Another option is using sFTP over SSH, which uses the same underlying transport channel als SSH console based logins do, so it also supports public key authentication instead of passwords. Typically, sFTP is used if the other system which needs to be integrated really has no other way to do that than via FTP-like protocols, and cannot be adjusted to do anything else.
Using FTP or sFTP poses more work for you to set up. You need to provide access to a system besides the normal https-way, keep an extra user/access administration, create file/directory structures, manage queueing and cleanup of files that you need to copy into those locations, poll for new files etc etc.
Integration using native functionality over HTTP, directly using functionality of the platform provides you to use standard access rights and user roles and file document objects that are already available.
About differences in speed and reliability... We're not in the 90's anymore, when we had slow dialup modems, fragile connections and HTTP 1.1 did not exist yet. Nowadays, large file mirrors have also switched from FTP to HTTP. Downloading a file over FTP requires setting up a connection, login, issuing commands like cd to a directory, pointing at a file you want to have, opening a second connection, doing handshake again... etc. etc. HTTP requests are much simpler from technical perspective. HTTP can also serve files of unlimited size. If the web server and client program you're using support it may be another question, but as long as no-one is killing your connection on purpose, there's no limit.
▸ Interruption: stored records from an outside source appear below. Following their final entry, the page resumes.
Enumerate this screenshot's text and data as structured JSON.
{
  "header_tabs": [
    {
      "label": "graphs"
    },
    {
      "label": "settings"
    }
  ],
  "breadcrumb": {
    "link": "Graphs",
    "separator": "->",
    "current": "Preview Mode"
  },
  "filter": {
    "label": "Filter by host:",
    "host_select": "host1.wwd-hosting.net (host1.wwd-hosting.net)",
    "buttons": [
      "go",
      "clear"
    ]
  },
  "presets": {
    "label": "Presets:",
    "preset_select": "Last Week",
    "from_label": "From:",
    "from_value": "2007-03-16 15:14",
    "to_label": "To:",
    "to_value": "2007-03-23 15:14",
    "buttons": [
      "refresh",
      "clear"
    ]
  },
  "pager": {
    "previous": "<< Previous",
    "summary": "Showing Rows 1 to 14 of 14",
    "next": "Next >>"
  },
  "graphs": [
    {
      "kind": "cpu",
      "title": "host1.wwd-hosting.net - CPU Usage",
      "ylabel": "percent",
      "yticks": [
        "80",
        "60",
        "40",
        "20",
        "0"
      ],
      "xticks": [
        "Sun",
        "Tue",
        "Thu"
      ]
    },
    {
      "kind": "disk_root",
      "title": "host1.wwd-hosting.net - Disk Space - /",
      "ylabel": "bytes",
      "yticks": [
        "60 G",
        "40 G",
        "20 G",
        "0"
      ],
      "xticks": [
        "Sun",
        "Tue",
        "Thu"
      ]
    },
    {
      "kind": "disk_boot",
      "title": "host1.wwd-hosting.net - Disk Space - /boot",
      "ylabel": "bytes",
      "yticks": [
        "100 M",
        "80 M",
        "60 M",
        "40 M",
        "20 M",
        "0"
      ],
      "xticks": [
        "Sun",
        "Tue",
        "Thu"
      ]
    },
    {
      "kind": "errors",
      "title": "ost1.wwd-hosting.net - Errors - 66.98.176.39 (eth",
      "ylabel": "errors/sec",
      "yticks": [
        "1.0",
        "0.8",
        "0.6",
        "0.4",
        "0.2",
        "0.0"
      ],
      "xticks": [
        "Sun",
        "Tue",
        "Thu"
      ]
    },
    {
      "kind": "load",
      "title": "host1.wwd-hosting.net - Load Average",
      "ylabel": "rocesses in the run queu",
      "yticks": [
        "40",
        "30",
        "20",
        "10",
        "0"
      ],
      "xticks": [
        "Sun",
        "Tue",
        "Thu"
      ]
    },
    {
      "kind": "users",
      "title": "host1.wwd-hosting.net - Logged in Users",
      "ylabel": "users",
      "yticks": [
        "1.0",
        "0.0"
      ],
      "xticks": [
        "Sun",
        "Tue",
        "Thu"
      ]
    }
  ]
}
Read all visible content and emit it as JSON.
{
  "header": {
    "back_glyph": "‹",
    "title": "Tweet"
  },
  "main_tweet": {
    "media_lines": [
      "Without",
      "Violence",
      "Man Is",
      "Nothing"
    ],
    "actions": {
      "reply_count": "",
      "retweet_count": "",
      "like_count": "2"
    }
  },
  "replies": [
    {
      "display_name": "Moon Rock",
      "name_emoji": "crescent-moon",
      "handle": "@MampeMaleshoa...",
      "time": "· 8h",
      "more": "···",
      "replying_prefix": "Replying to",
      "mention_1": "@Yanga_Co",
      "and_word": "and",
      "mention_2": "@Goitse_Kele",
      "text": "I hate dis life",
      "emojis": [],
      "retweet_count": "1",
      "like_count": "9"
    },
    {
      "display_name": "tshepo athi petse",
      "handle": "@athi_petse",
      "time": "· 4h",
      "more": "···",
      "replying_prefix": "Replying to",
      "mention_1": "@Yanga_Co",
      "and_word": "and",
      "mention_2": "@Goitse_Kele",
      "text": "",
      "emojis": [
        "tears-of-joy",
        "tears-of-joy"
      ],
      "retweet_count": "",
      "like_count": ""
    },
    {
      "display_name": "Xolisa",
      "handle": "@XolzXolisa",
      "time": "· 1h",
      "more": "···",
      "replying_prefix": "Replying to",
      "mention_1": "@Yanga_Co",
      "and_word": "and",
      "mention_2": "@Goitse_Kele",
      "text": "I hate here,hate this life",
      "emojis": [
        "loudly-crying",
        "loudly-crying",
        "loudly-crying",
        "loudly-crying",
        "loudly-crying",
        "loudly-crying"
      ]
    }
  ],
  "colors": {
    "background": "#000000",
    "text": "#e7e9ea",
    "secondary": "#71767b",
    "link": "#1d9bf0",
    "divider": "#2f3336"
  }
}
There's a question left. You say you're using webservices. Using XML to transfer large binary files is a no-go, because they will be re-encoded as base64 with a large amount of overhead (or can Mendix do this in another way already? correct me if i'm wrong here then please). You should only use the webservice as a signalling channel if you want to build a system you're explaining about. Like, return a file id when it's there, and get the file over the normal /file interface within the same login session. There's no processing or memory overhead by doing this, files are directly streamed from the 'uploaded file' contents to the client. I don't know exactly how to do that, but perhaps others can give an example. Also sounds like some idea for an appstore-module.